FUNGICIDES IN WINE
During winemaking, the fungicide residue found on grapes, depending of the type of fungicide, could be
- partially transferred in must and subsequently in wine (a part stays in solid phase and the other part is transferred in liquid phase), therefore the level of fungicide in wine would be less than the level in grapes
- wholly transferred in the liquid phase, therefore the concentration of fungicide in wine would be equal to the level in grapes (i.e. this is the case for fungicides azoxystrobin, dimethoate, and pyrimethanil)
Alcoholic and malolactic fermentation have no effect on the concentration of fungicide residues. Among clarifying agents, only charcoal appears to be effective in removing pesticide residues (Cabras and Angioni, 2000).
Cabras, P., & Angioni, A. (2000). Pesticide residues in grapes, wine, and their processing products. Journal of agricultural and food chemistry, 48(4), 967-973.
CONCENTRATION OF FUNGICIDES DETECTED IN WINES

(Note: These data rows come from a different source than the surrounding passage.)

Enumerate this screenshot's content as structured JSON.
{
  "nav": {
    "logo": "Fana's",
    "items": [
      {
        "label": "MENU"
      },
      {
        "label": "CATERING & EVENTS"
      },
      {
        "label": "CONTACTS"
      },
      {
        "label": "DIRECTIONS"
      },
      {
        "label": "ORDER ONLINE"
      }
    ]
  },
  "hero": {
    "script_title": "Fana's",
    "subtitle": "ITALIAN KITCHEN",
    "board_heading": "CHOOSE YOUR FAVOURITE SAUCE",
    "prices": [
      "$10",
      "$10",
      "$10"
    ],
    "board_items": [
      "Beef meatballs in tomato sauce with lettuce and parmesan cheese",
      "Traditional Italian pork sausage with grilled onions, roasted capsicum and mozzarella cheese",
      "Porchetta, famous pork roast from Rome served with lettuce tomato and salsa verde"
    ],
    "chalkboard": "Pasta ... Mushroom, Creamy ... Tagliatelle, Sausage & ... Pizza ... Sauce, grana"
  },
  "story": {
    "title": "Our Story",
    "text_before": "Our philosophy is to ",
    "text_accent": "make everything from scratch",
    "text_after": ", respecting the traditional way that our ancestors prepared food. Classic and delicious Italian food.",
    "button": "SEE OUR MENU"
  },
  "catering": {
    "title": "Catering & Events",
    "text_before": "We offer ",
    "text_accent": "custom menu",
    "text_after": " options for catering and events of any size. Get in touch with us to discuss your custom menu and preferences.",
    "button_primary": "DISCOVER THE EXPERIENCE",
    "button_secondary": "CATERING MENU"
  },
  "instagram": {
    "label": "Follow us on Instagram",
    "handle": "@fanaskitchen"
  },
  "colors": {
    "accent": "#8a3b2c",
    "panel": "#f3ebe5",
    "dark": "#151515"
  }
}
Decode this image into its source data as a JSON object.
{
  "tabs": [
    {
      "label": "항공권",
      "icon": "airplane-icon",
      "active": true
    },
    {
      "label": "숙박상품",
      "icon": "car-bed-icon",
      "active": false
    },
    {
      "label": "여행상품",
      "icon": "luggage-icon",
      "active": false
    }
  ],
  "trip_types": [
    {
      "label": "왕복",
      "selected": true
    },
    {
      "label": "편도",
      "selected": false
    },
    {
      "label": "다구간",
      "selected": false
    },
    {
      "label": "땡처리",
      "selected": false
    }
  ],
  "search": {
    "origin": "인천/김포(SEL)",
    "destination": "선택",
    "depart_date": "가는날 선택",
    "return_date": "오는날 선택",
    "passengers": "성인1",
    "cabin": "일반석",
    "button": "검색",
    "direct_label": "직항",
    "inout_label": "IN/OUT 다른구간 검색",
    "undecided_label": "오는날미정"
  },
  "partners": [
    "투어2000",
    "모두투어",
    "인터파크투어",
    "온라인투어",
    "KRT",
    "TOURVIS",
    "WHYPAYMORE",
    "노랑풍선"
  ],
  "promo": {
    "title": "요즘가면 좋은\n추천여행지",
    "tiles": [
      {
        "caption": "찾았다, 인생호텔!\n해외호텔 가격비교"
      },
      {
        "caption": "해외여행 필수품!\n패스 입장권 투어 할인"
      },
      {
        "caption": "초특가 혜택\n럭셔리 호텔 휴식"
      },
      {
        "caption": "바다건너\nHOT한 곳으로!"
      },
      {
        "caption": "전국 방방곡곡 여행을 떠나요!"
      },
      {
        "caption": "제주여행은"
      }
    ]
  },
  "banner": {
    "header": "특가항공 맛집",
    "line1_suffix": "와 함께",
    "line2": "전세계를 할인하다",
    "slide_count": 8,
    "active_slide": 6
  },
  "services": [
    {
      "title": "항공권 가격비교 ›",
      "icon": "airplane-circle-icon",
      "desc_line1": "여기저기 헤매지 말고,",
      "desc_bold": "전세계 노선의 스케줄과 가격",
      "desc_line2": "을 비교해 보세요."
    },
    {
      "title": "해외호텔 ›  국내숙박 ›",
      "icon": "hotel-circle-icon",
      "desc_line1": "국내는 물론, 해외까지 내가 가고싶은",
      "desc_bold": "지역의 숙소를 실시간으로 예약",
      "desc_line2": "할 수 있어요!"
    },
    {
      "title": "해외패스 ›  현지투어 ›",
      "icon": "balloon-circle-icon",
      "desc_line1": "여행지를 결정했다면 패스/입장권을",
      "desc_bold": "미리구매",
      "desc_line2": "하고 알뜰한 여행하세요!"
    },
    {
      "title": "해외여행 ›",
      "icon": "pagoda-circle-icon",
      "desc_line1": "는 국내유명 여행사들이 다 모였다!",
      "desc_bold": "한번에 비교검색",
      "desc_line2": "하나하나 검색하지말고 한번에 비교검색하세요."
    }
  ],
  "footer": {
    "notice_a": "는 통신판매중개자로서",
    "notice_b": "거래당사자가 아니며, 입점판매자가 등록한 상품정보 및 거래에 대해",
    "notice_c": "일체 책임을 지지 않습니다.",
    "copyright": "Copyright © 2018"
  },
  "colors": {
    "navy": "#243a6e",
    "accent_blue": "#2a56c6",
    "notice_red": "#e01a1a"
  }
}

Esteve-Turrillas et al. (2016) screened 250 wine samples from all over the world (Spain, France, Italy, Argentina, Chile, Germany, Portugal, USA, Australia, South Africa, Austria and other countries for presence of five fungicides and detected at least one of them in 44.4% of the samples, in levels higher than 10 μg/L. The fungicides according to the frequency of detection were pyrimethanil (22.4%), boscalid (19.2%), fenhexamid (18.8%); cyprodinil (6.8%) and azoxystrobin (1.2%).
Occurrence of fungicide residues in wine samples. Blue, negative samples; red, positive samples; yellow, samples with 1 residue; green, samples with 2 residues; purple, samples with 3 residues; black, samples with 4 residues. (Esteve-Turrillas et al. 2016)
Esteve-Turrillas, F. A., Agulló, C., Abad-Somovilla, A., Mercader, J. V., & Abad-Fuentes, A. (2016). Fungicide multiresidue monitoring in international wines by immunoassays. Food chemistry, 196, 1279-1286.
FUNGICIDES IN SOUTH AMERICAN WINES
Recent research regarding fungicide residue in 190 red wines from South America showed that 40% of the wines examined contained residue of at least one fungicide in level higher above limit of quantification (LOQ), and 16.3% of the wines contained levels above the maximum residue level (MRL)* for grapes. The fungicides most commonly found were dithiocarbamates, azoxystrobin, carbendazim, difenoconazole, dimethomorph and cyprodinil (Vargas et al. 2018).
* A maximum residue level (MRL) is the highest level of a pesticide residue that is legally tolerated in or on food or feed when pesticides are applied correctly (Good Agricultural Practice).
Vargas, T. D. S., Salustriano, N. D. A., Klein, B., Romão, W., Silva, S. R. C. D., Wagner, R., & Scherer, R. (2018). Fungicides in red wines produced in South America. Food Additives & Contaminants: Part A, 35(11), 2135-2144.
FUNGICIDES IN EUROPEAN WINES
A research took place from 2007 to 2010 regarding fungicide residue in German 29 wines from conventionally cultivated grapes (Hacker et al. 2010). Twenty-one different pesticides were detected in total in amounts over 0.01 mg/kg, while up to 13 different pesticides were detected per sample (4.1 on average in each sample), with boscalid being the most frequently detected. Significantly lower residue load was detected in 19 organic wines in the frame of the same research (Hacker et al. 2010).
Hacker et al. (2010). http://www.crl-pesticides.eu/library/docs/srm/EPRW10_Cvuas_WinePM035.pdf
The European Union has no laws stipulating upper limits of concentrations of pesticides in wine. Guidance is given by the OIV (Organisation Internationale de la Vigne et du Vin).
Read about OIV’s actions regarding MLRs in the wine sector here: http://www.oiv.int/public/medias/3312/maximum-residue-limits-vine-and-wine-sector.pdf
There are laws regarding the limit of pesticide residues in grapes.
EU Regulation 149/2008 for the harmonization of Maximum Residual Limits (MRLs) gives the solution to the problem of agricultural products export in cases where previously there were no European and therefore commonly accepted MRLs. The regulation contains
- European MRLs for each active ingredient / crop combination
- Only one database
- Specific MRL / IT setting process
- European program of official controls in agricultular products
However, there are no limit about the amounts found in wine.
EU legislation on MRLs
Commission Regulation (EC) No 149/2008 of 29 January 2008 amending Regulation (EC) No 396/2005 of the European Parliament and of the Council by establishing Annexes II, III and IV setting maximum residue levels for products covered by Annex I thereto https://publications.europa.eu/en/publication-detail/-/publication/944dff43-f1fc-4ca9-8a12-3d698bd92b49/language-en